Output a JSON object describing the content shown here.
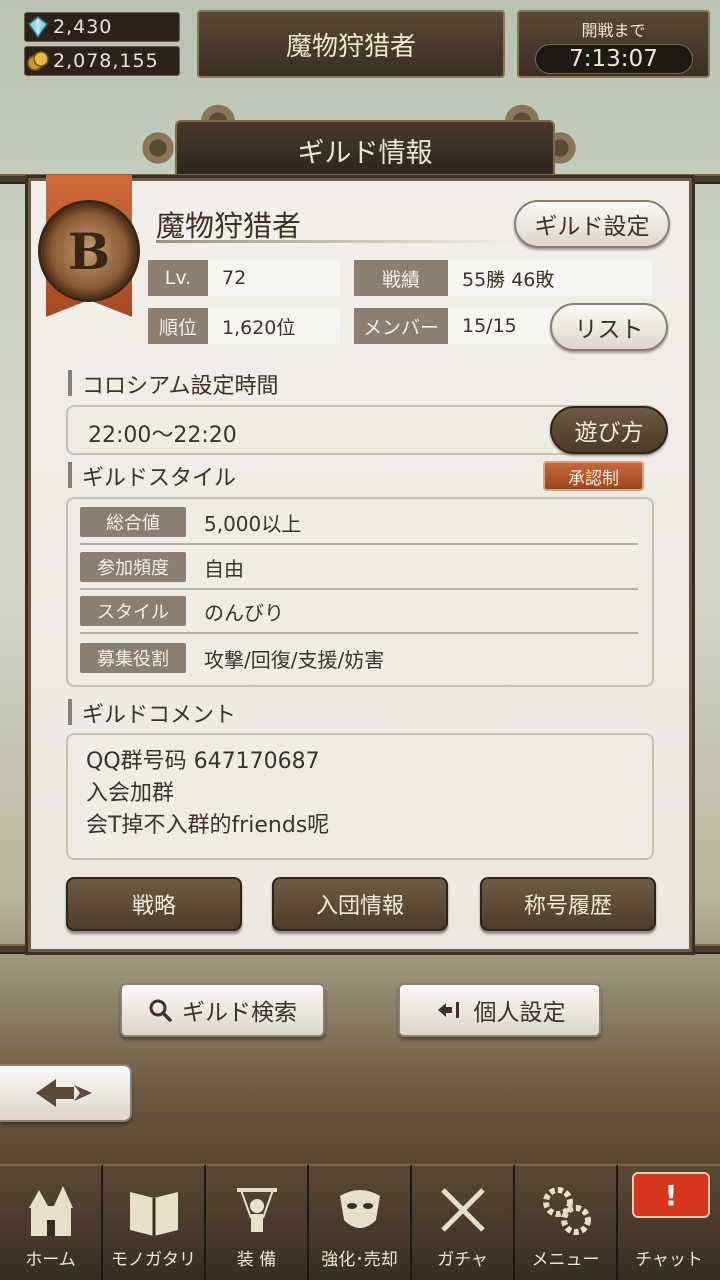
{
  "currency": {
    "gems": "2,430",
    "coins": "2,078,155"
  },
  "header": {
    "guild_title": "魔物狩猎者",
    "timer_label": "開戦まで",
    "timer_value": "7:13:07"
  },
  "panel": {
    "title": "ギルド情報"
  },
  "guild": {
    "rank": "B",
    "name": "魔物狩猎者",
    "settings_button": "ギルド設定",
    "level_label": "Lv.",
    "level_value": "72",
    "record_label": "戦績",
    "record_value": "55勝 46敗",
    "rank_label": "順位",
    "rank_value": "1,620位",
    "members_label": "メンバー",
    "members_value": "15/15",
    "list_button": "リスト"
  },
  "colosseum": {
    "title": "コロシアム設定時間",
    "time": "22:00〜22:20",
    "howto_button": "遊び方"
  },
  "style": {
    "title": "ギルドスタイル",
    "approval": "承認制",
    "rows": [
      {
        "label": "総合値",
        "value": "5,000以上"
      },
      {
        "label": "参加頻度",
        "value": "自由"
      },
      {
        "label": "スタイル",
        "value": "のんびり"
      },
      {
        "label": "募集役割",
        "value": "攻撃/回復/支援/妨害"
      }
    ]
  },
  "comment": {
    "title": "ギルドコメント",
    "lines": [
      "QQ群号码 647170687",
      "入会加群",
      "会T掉不入群的friends呢"
    ]
  },
  "actions": {
    "strategy": "戦略",
    "join_info": "入団情報",
    "title_history": "称号履歴"
  },
  "bottom": {
    "search": "ギルド検索",
    "personal": "個人設定"
  },
  "nav": {
    "items": [
      {
        "label": "ホーム",
        "icon": "castle-icon"
      },
      {
        "label": "モノガタリ",
        "icon": "book-icon"
      },
      {
        "label": "装 備",
        "icon": "puppet-icon"
      },
      {
        "label": "強化･売却",
        "icon": "mask-icon"
      },
      {
        "label": "ガチャ",
        "icon": "swords-icon"
      },
      {
        "label": "メニュー",
        "icon": "gears-icon"
      },
      {
        "label": "チャット",
        "icon": "chat-icon"
      }
    ],
    "chat_badge": "!"
  }
}
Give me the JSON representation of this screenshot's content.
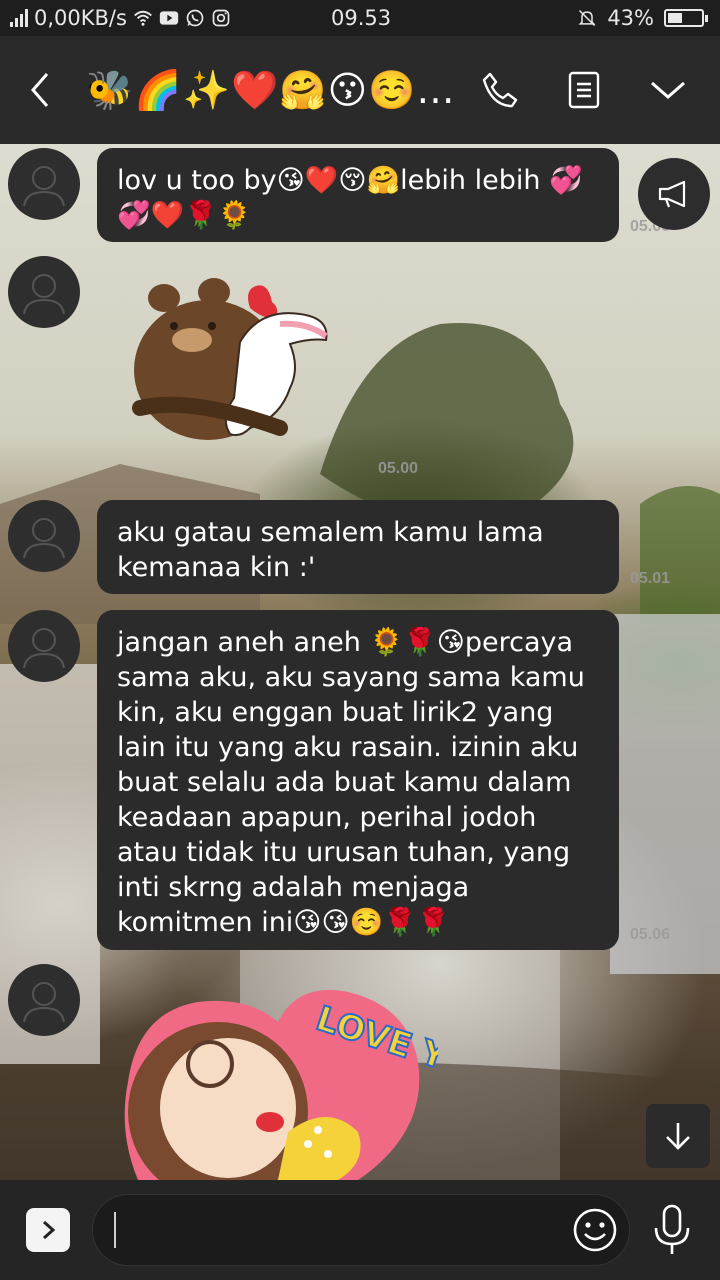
{
  "status_bar": {
    "network_speed": "0,00KB/s",
    "time": "09.53",
    "battery_percent": "43%",
    "battery_level": 0.43
  },
  "header": {
    "chat_title": "🐝🌈✨❤️🤗😗☺️…"
  },
  "messages": [
    {
      "type": "text",
      "text": "lov u too by😘❤️😚🤗lebih lebih 💞💞❤️🌹🌻",
      "time": "05.00"
    },
    {
      "type": "sticker",
      "sticker": "brown-cony-hug-sticker",
      "time": "05.00"
    },
    {
      "type": "text",
      "text": "aku gatau semalem kamu lama kemanaa kin :'",
      "time": "05.01"
    },
    {
      "type": "text",
      "text": "jangan aneh aneh 🌻🌹😘percaya sama aku, aku sayang sama kamu kin, aku enggan buat lirik2 yang lain itu yang aku rasain. izinin aku buat selalu ada buat kamu dalam keadaan apapun, perihal jodoh atau tidak itu urusan tuhan, yang inti skrng adalah menjaga komitmen ini😘😘☺️🌹🌹",
      "time": "05.06"
    },
    {
      "type": "sticker",
      "sticker": "love-you-sticker",
      "sticker_text": "LOVE YOU"
    }
  ],
  "input": {
    "placeholder": "",
    "value": ""
  },
  "colors": {
    "bubble": "#2b2b2b",
    "header": "#2a2a2a",
    "sticker_heart": "#e0303a",
    "love_text": "#f5d23a"
  }
}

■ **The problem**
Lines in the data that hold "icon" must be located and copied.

■ **Answer space**
        "icon": "castle-icon"
        "icon": "book-icon"
        "icon": "puppet-icon"
        "icon": "mask-icon"
        "icon": "swords-icon"
        "icon": "gears-icon"
        "icon": "chat-icon"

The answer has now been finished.